START Data to use
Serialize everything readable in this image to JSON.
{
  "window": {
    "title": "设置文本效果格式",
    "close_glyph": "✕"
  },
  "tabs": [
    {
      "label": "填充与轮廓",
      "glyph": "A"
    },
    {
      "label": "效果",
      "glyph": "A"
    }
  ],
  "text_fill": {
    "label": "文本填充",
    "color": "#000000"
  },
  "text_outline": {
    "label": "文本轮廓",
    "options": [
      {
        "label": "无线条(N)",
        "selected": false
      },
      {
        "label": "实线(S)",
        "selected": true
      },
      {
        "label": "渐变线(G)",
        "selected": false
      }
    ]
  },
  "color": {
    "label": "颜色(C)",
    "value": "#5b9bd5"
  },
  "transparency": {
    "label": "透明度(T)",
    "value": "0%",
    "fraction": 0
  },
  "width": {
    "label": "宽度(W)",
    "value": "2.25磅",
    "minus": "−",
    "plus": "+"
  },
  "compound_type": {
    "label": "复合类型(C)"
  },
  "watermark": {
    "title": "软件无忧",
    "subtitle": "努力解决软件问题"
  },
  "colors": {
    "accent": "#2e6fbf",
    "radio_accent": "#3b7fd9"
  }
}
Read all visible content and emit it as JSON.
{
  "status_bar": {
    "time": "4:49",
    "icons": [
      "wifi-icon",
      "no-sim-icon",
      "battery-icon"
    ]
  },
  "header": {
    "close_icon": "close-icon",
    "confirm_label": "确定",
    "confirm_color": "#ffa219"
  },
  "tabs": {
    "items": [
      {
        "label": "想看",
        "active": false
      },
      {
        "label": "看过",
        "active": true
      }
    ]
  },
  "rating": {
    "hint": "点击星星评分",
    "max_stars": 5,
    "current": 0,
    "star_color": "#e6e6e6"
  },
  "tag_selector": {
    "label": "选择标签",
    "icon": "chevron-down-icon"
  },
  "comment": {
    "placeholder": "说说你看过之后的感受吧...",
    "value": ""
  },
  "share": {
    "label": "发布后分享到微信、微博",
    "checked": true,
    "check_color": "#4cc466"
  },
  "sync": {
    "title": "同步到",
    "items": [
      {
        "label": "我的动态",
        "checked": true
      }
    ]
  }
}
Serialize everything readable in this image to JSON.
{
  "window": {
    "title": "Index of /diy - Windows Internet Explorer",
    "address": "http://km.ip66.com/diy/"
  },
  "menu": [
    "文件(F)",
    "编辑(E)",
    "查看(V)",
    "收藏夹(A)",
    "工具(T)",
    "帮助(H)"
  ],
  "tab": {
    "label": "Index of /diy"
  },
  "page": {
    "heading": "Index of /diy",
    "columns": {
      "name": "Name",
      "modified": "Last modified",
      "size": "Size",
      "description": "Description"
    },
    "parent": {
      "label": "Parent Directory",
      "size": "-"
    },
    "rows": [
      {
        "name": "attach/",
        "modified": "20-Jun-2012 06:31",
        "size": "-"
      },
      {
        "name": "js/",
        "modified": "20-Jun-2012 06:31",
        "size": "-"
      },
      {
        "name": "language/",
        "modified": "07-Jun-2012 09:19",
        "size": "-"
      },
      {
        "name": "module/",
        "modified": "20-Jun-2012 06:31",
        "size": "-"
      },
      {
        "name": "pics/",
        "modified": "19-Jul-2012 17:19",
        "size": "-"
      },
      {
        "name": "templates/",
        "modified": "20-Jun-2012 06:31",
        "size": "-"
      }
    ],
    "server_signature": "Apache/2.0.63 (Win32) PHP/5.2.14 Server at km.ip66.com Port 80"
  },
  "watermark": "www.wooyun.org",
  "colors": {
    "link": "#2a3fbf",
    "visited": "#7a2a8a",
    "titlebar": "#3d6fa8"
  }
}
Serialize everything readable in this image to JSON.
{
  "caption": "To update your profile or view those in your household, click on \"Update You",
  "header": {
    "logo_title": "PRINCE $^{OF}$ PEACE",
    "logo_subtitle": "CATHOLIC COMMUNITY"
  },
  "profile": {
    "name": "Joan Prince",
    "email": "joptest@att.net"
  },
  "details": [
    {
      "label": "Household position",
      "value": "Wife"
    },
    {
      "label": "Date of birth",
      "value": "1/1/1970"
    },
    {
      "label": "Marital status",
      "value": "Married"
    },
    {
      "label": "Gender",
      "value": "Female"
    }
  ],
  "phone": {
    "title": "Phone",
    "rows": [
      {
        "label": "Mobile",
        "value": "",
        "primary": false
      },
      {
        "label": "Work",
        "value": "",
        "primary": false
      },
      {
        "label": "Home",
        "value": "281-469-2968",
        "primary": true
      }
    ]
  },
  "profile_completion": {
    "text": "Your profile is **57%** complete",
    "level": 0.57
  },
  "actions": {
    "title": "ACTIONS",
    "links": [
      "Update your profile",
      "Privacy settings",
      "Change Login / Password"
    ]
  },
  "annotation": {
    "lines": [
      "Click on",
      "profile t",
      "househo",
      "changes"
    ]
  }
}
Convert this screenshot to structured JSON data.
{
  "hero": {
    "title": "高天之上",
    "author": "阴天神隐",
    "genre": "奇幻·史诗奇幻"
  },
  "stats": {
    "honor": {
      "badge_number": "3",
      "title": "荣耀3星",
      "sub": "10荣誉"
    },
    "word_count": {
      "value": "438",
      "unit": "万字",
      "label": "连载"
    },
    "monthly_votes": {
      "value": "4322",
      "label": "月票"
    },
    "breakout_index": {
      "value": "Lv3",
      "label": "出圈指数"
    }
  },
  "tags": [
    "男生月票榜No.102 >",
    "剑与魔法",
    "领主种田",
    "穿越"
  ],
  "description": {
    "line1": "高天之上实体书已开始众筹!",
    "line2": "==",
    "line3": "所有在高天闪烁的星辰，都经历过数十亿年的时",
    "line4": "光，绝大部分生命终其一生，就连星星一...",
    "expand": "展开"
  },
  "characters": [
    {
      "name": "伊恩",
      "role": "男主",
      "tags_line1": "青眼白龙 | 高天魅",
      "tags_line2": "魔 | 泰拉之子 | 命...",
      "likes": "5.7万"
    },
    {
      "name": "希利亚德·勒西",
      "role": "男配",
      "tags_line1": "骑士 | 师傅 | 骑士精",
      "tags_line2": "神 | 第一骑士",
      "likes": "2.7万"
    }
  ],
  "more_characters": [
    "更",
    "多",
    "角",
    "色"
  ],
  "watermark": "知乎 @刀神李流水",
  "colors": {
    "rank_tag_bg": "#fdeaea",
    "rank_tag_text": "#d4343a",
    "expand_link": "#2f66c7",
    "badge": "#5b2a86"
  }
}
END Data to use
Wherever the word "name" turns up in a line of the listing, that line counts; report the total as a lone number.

10